That is due almost entirely to the absolutely stellar voice cast, spearheaded by Mark Hamill and Kevin Conroy reprising their roles opposite one another for the first time in an animated feature in over a decade. Conroy’s moments of quiet contemplation paint the ideal picture of Moore’s Batman, as someone who is ready to go as far as he needs, even against his better judgement. While Conroy brings his A-game, it’s Mark Hamill who really steals the show. Akin to his performance in the Arkham series, Hamill’s Joker is vile, creepy, and utterly despicable, all while being the most likable character onscreen. It is evident how much he poured into this performance in every line he reads, and he even does a fantastic job of showing the man behind the Joker in the quieter moments of the story. Even if you think you’ve heard everything possible from Hamill’s Joker, you have never seen him like this.
The supporting cast is filled with all-star talent as well, including Robin Atkin Downes (Metal Gear series), Ray Wise (24), Nolan North (Everything), Tara Strong (Batman: Arkham series), and John DiMaggio (Gears of War series). Each and every member of the cast does a fantastic job bringing the source material to life, and Tara Strong’s Batgirl is very well done, even if she is placed in the middle of meaningless fluff.
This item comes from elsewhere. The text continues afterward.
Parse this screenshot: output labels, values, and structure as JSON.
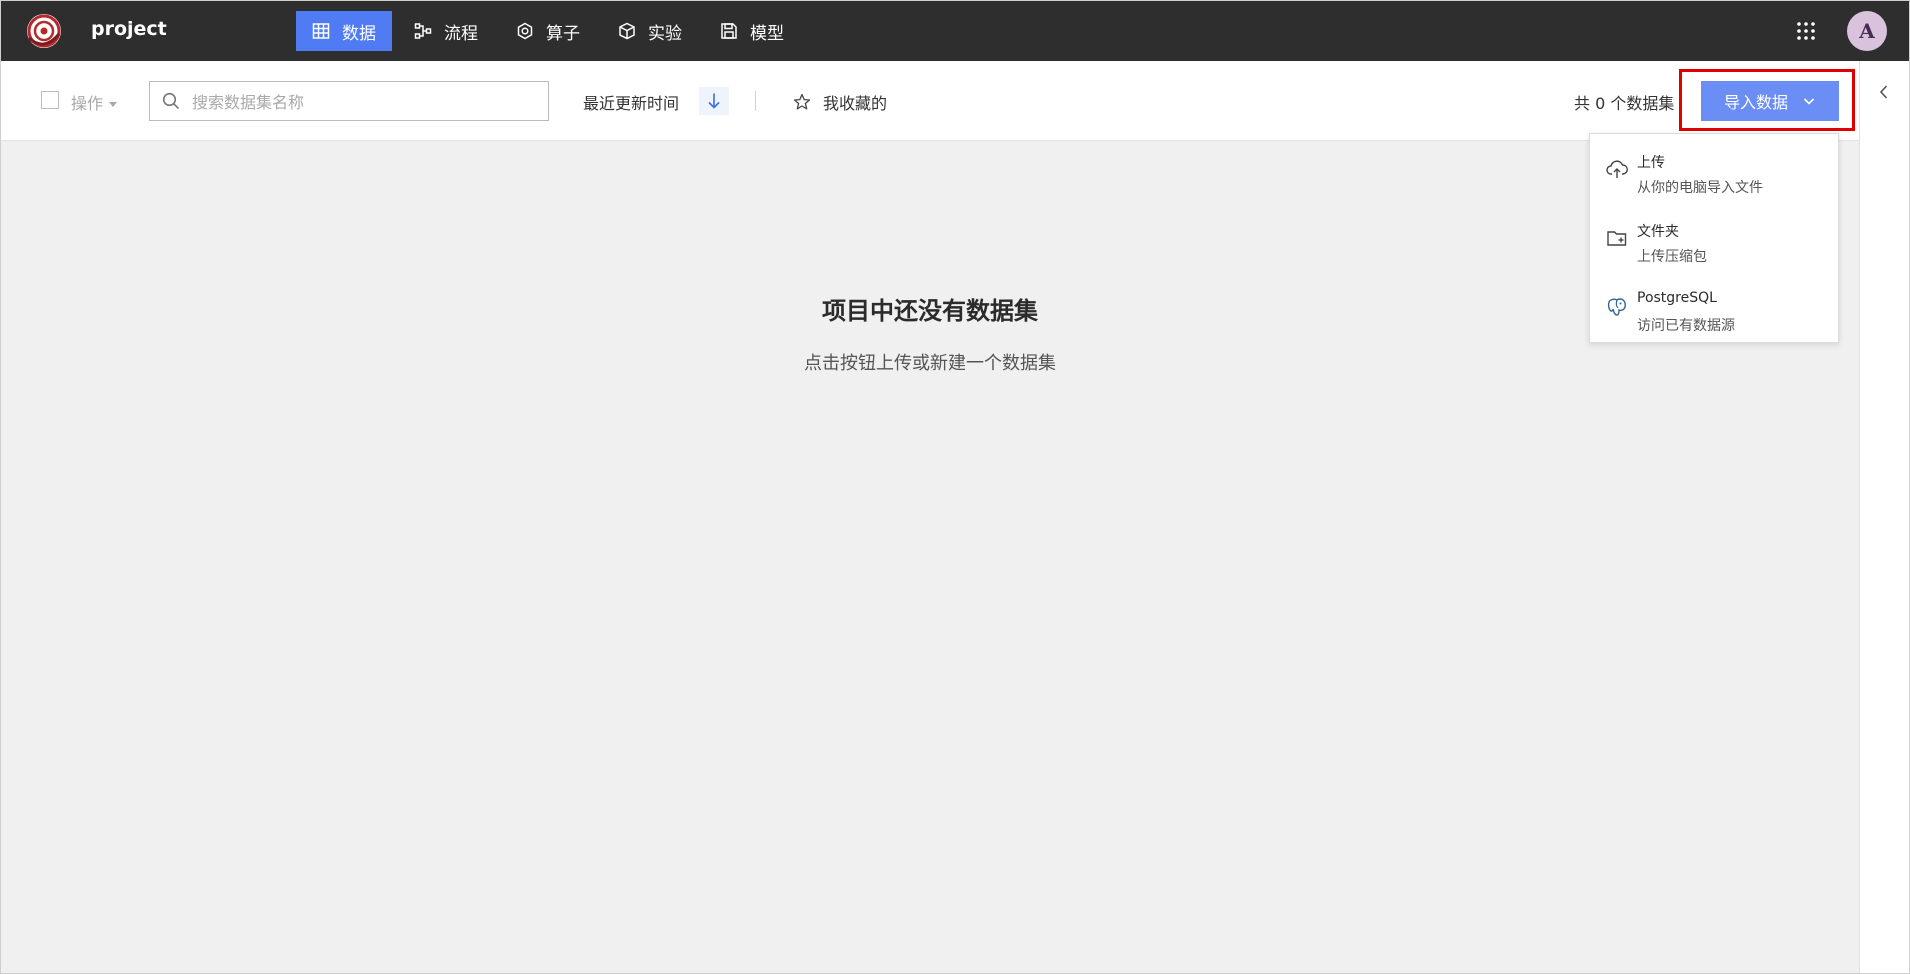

Also of note is the soundtrack. While you won’t find any thundering scores a la Batman v. Superman here, there is still plenty to appreciate in the subtle, industrial sounds the score has to offer. The soundtrack serves to highlight the unsettling nature of the subject matter, and does so very well, permeating a foreboding atmosphere throughout the duration of Joker’s mad reign.
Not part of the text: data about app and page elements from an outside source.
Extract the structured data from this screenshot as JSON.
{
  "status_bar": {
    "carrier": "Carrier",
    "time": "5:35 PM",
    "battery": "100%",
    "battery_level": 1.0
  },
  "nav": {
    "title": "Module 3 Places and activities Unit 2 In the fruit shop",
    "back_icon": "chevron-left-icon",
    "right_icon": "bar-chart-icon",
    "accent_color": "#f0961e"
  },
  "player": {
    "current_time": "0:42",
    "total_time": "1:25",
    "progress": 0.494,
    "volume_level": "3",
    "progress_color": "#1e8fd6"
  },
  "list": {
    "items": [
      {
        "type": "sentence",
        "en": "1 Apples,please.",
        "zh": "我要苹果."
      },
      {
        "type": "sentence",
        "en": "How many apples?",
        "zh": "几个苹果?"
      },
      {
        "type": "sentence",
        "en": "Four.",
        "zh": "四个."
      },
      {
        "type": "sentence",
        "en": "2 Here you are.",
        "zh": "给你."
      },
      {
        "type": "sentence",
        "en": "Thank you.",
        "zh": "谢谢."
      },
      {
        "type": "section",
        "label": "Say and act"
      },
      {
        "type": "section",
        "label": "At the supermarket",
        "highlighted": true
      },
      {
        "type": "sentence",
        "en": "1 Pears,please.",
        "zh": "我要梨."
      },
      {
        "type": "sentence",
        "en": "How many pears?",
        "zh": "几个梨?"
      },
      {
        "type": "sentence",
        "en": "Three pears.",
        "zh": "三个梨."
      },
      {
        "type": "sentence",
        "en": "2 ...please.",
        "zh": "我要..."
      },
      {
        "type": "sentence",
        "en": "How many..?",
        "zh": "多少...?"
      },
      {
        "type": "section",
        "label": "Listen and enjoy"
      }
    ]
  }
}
For many, The Killing Joke adaptation has been a bit of a disappointment. I can’t help but wonder, however if it was a victim of its own hype, making disappointment inevitable. While the adaptation of Joker’s origin story is far from a flop, it can’t help but feel padded with an unnecessary plot line that does nothing to further the overall narrative. Thankfully, the performances within elevate what would otherwise be a middling product into being an acceptable one, albeit not without some caveats. In the end, The Killing Joke can’t quite reach the lofty standards set by DC animated greats like The Flashpoint Paradox or Under The Red Hood, but it can settle for a spot right below.